1-5 of 5 results  for:

  • oil or gas industrialist x
  • Business and finance x
  • Manufacture and trade x
Clear all

Article

Addicks, John Edward O’Sullivan (21 November 1841–07 August 1919), promoter and aspiring politician, was born in Philadelphia, Pennsylvania, the son of John Edward Addicks, a politician and civil servant, and Margaretta McLeod. Addicks’s father achieved local political prominence and arranged for his son to take a job at age fifteen as a runner for a local dry goods business. Four years later Addicks took a job with a flour company and, upon reaching his twenty-first birthday, became a full partner in the business. Like many Quaker City merchants, Addicks speculated in local real estate in the booming port town, avoided service in the Civil War, and achieved a modicum of prosperity in the postwar period. He became overextended, as he would be most of his career, however, and went broke in the 1873 depression....

Article

Getty, J. Paul (15 December 1892–06 June 1976), petroleum entrepreneur, was born Jean Paul Getty in Minneapolis, Minnesota, the son of George Franklin Getty, an attorney and oil investor, and Sarah Catherine McPherson Risher. Getty’s father invested in oil in Bartlesville, Indian Territory (now Okla.), with the company incorporated as the Minnehoma Oil Company. The business struck oil in 1903, and young Getty accompanied his father to Indian Territory, during which time he developed a fascination for the oil industry. Getty attended Emerson Grammar School in Minneapolis and then, after the family moved, attended Harvard Military Academy in Los Angeles while working in his father’s oil fields during summer vacations. Other oil strikes at Tulsa and Glenn Pool added to the family’s wealth, but Getty’s father moved to California more for the climate and personal reasons than for business. Getty graduated from high school in 1909 and agreed to work for his father, saying he wanted to “start at the bottom.” He entered the University of Southern California to study political science and economics and then transferred to the University of California at Berkeley in 1911, only to resign from his courses without graduating that year. He then studied at Oxford, sat for a noncollegiate diploma in economics and political science in June 1913, and graduated.

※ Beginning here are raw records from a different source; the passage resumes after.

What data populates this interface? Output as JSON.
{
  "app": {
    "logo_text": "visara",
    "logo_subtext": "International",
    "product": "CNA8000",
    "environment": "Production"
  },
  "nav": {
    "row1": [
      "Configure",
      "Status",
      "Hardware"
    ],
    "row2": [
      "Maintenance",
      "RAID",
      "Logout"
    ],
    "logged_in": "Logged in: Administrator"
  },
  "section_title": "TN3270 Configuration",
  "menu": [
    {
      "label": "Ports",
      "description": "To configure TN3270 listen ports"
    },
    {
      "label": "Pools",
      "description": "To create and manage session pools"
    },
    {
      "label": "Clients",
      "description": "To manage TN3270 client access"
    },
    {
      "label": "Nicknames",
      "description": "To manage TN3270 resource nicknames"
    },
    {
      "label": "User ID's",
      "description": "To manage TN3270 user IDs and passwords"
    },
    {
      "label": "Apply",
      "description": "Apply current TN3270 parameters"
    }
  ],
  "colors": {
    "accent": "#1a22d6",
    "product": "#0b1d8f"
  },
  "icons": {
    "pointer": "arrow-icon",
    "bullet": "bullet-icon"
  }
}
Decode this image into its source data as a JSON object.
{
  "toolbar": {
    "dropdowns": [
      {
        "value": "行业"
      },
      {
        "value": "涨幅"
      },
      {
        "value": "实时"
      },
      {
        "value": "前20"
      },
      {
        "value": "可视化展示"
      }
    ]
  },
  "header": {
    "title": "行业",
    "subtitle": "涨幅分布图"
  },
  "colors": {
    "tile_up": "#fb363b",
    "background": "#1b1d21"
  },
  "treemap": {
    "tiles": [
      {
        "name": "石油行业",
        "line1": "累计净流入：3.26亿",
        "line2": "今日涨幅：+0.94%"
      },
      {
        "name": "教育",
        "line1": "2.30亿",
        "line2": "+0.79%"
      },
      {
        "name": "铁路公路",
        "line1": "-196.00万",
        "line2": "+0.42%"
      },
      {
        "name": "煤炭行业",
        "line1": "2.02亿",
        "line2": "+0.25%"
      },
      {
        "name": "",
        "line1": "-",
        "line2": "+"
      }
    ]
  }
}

After graduation he traveled in Europe and then returned to the United States....

Article

Phillips, Frank (28 November 1873–23 August 1950), oilman and banker, was born in Scotia, Nebraska, the son of Lewis F. Phillips, a farmer, county assessor, and judge, and Lucinda Josephine Faucett, a schoolteacher. Although Phillips was born in Nebraska, his father’s farming career necessitated a move to Creston, Iowa, in 1874. There Frank attended the local school but dropped out at age fourteen. Phillips would have no contact with the realm of formal education until he received a number of honorary degrees years later....

Article

Richardson, Sid Williams (25 April 1891–30 September 1959), oilman and entrepreneur, was born in Athens, Texas, the son of Nancy “Nannie” Bradley and John Isidore Richardson, a farmer and cattleman. He was named for an itinerant evangelist. Richardson’s father reportedly got the better of him in Sid’s first attempt at making a business deal, but the youth learned quickly. While still in high school he traveled to Louisiana and maneuvered local cattlemen into underbidding each other, resulting in cheap calves for Richardson and a $3,500 profit when he sold them in Texas....

Article

Rogers, Henry Huttleston (29 January 1840–19 May 1909), oil tycoon, railroad builder, and capitalist, was born at Fairhaven, Massachusetts, the son of Rowland Rogers, a bookkeeper, and Mary Eldredge Huttleston. A high school graduate, Rogers worked in his hometown five years before leaving in 1861 for Pennsylvania, where oil had been discovered in 1859. Beginning with a $1,200 investment in a small refinery erected at McClintockville, Pennsylvania, Rogers and a partner, Charles Ellis, made $30,000 their first year. In 1866 Rogers met ...